Pakistan's Foreign Office spokesperson Nafees Zakariya said the allegations about the Haqqani network’s presence in tribal areas are mere rhetoric.
"This is only aimed at putting the blame of their own failures on Pakistan,” he said.
The reality on the ground is different. Just three weeks ago, the most recent drone attack in Hangu, a Pakistani district in Khyber Pakhtunkhwa province, eliminated a Haqqani Network commander. Officials confirmed his identity to local media.
Pakistan has repeatedly accused Afghanistan and India of allowing terrorists to use their territory to plot and carry out cross-border attacks. Both countries make nearly identical claims against Pakistan.
India blames the Pakistan-based Lashkar-e-Tayyiba group for attacks in 2008 in Mumbai that killed more than 150 people, including six Americans. Afghanistan blames the Haqqani Network for a bombing in Kabul's diplomatic area that killed at least 150 and injured more than 450.
At the center of Pakistan’s actions and policies are its fears about India. The two countries have fought three wars, and another is always a threat. Both sides have nuclear arsenals capable of destroying the subcontinent several times over.

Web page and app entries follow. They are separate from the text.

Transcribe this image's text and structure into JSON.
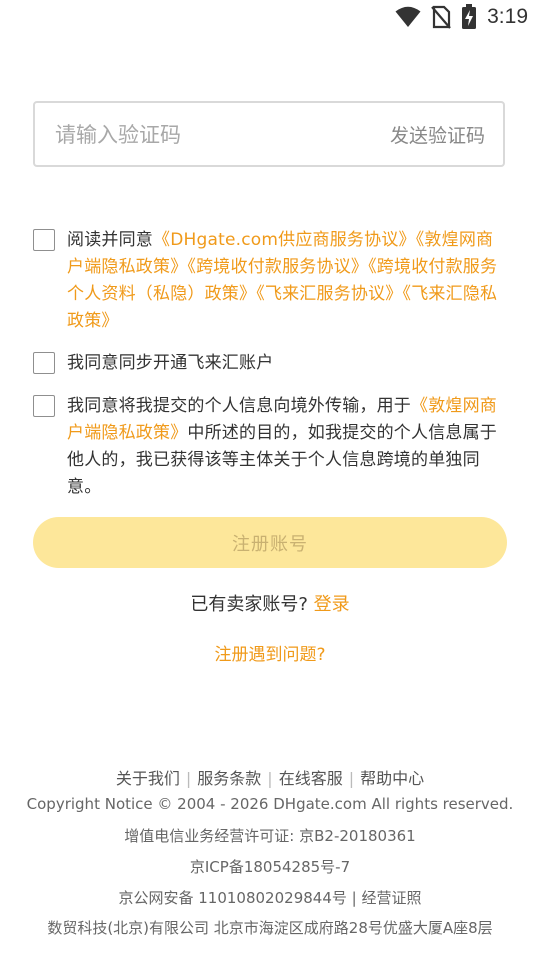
{
  "status_bar": {
    "time": "3:19",
    "icons": [
      "wifi-icon",
      "no-sim-icon",
      "battery-charging-icon"
    ]
  },
  "verification": {
    "placeholder": "请输入验证码",
    "value": "",
    "send_code_label": "发送验证码"
  },
  "agreement_1": {
    "prefix": "阅读并同意",
    "links": [
      "《DHgate.com供应商服务协议》",
      "《敦煌网商户端隐私政策》",
      "《跨境收付款服务协议》",
      "《跨境收付款服务个人资料（私隐）政策》",
      "《飞来汇服务协议》",
      "《飞来汇隐私政策》"
    ]
  },
  "agreement_2": {
    "text": "我同意同步开通飞来汇账户"
  },
  "agreement_3": {
    "prefix": "我同意将我提交的个人信息向境外传输，用于",
    "link": "《敦煌网商户端隐私政策》",
    "suffix": "中所述的目的，如我提交的个人信息属于他人的，我已获得该等主体关于个人信息跨境的单独同意。"
  },
  "register_button": "注册账号",
  "login_prompt": {
    "text": "已有卖家账号?",
    "link": "登录"
  },
  "problem_link": "注册遇到问题?",
  "footer": {
    "links": [
      "关于我们",
      "服务条款",
      "在线客服",
      "帮助中心"
    ],
    "separator": "|",
    "copyright": "Copyright Notice © 2004 - 2026 DHgate.com All rights reserved.",
    "license": "增值电信业务经营许可证: 京B2-20180361",
    "icp": "京ICP备18054285号-7",
    "police": "京公网安备 11010802029844号",
    "police_sep": "|",
    "business_license": "经营证照",
    "company": "数贸科技(北京)有限公司 北京市海淀区成府路28号优盛大厦A座8层"
  },
  "colors": {
    "accent": "#f09a1a",
    "button_bg": "#fde79a",
    "button_text": "#c9b171"
  }
}
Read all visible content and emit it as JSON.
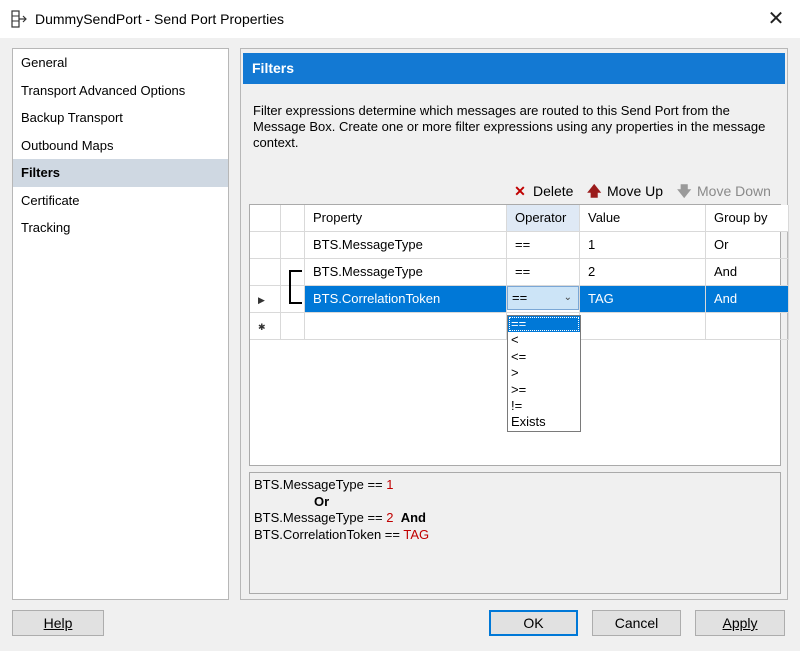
{
  "window": {
    "title": "DummySendPort - Send Port Properties",
    "close_glyph": "✕"
  },
  "nav": {
    "items": [
      {
        "label": "General",
        "selected": false
      },
      {
        "label": "Transport Advanced Options",
        "selected": false
      },
      {
        "label": "Backup Transport",
        "selected": false
      },
      {
        "label": "Outbound Maps",
        "selected": false
      },
      {
        "label": "Filters",
        "selected": true
      },
      {
        "label": "Certificate",
        "selected": false
      },
      {
        "label": "Tracking",
        "selected": false
      }
    ]
  },
  "panel": {
    "title": "Filters",
    "description": "Filter expressions determine which messages are routed to this Send Port from the Message Box. Create one or more filter expressions using any properties in the message context."
  },
  "toolbar": {
    "delete_label": "Delete",
    "move_up_label": "Move Up",
    "move_down_label": "Move Down",
    "delete_color": "#c00000",
    "move_up_color": "#9b1c1c",
    "move_down_color": "#9a9a9a"
  },
  "grid": {
    "columns": [
      "Property",
      "Operator",
      "Value",
      "Group by"
    ],
    "rows": [
      {
        "property": "BTS.MessageType",
        "operator": "==",
        "value": "1",
        "group_by": "Or"
      },
      {
        "property": "BTS.MessageType",
        "operator": "==",
        "value": "2",
        "group_by": "And"
      },
      {
        "property": "BTS.CorrelationToken",
        "operator": "==",
        "value": "TAG",
        "group_by": "And"
      }
    ],
    "current_row_marker": "▶",
    "new_row_marker": "✱"
  },
  "operator_dropdown": {
    "options": [
      "==",
      "<",
      "<=",
      ">",
      ">=",
      "!=",
      "Exists"
    ],
    "highlighted": "=="
  },
  "expression": {
    "line1_prop": "BTS.MessageType",
    "line1_op": " == ",
    "line1_val": "1",
    "line2_group": "Or",
    "line3_prop": "BTS.MessageType",
    "line3_op": " == ",
    "line3_val": "2",
    "line3_group": "And",
    "line4_prop": "BTS.CorrelationToken",
    "line4_op": " == ",
    "line4_val": "TAG"
  },
  "buttons": {
    "help": "Help",
    "ok": "OK",
    "cancel": "Cancel",
    "apply": "Apply"
  }
}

Last month, the U.S. State Department imposed sanctions on Syed Salahuddin, the Pakistan-based chief of Hizbul Mujahideen, one of the major anti-Indian militant groups fighting in Kashmir, saying he poses "a significant risk of committing, acts of terrorism that threaten the security of U.S. nationals or the national security, foreign policy, or economy of the United States."
Islamabad criticized the move and said militants fighting New Delhi’s rule in Kashmir are involved in a “legitimate" struggle for freedom.
Relations with Kabul have taken a downturn this year after terror attacks in Pakistan that it claims were at least planned by extremist groups in Afghanistan.
Pakistan has closed border crossings for lengthy periods and has begun construction of a border fence with Afghanistan.
In May, Tehran warned Islamabad that it would hit bases inside Pakistan if the government does not confront Sunni militants who carry out cross-border attacks. Ten Iranian border guards were killed and one abducted by militants last month.
While President Trump has yet to come up with a policy to deal with Pakistan’s worsening quagmire, China has stepped in as part of what appears to be a concerted effort to expand its sphere of influence. It currently is involved in a major mutually beneficial project to build a network of roads and other infrastructure from its territory to Pakistan’s Gwadar port in order to provide a shorter route to the Persian Gulf.
Russia, too, has been making diplomatic overtures and recently participated in joint naval exercises off Pakistan.